The company said in response to the fine: “We take note of the DPA’s decision with which we respectfully disagree. Whilst we value the opportunities we’ve had to engage with the DPA to reinforce how seriously we take the privacy of people who use Facebook, we intend to appeal this decision.

“As we made clear to the DPA, users choose which information they want to add to their profile and share with others, such as their religion. However, we do not use this information to target adverts to people.”
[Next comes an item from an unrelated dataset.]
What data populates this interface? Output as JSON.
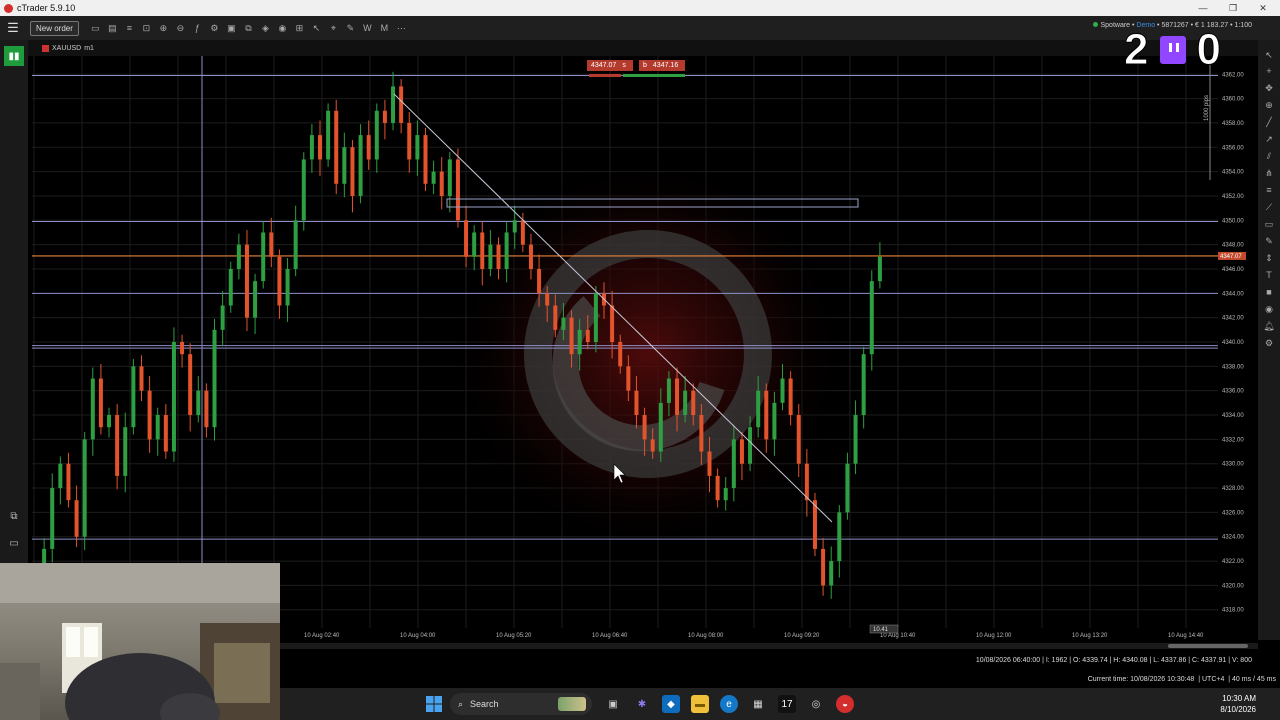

“Facebook has long complied with EU data protection law through our establishment in Ireland. We remain open to continuing to discuss these issues with the DPA, whilst we work with our lead regulator the Irish Data Protection Commissioner as we prepare for the EU’s new data protection regulation in 2018.”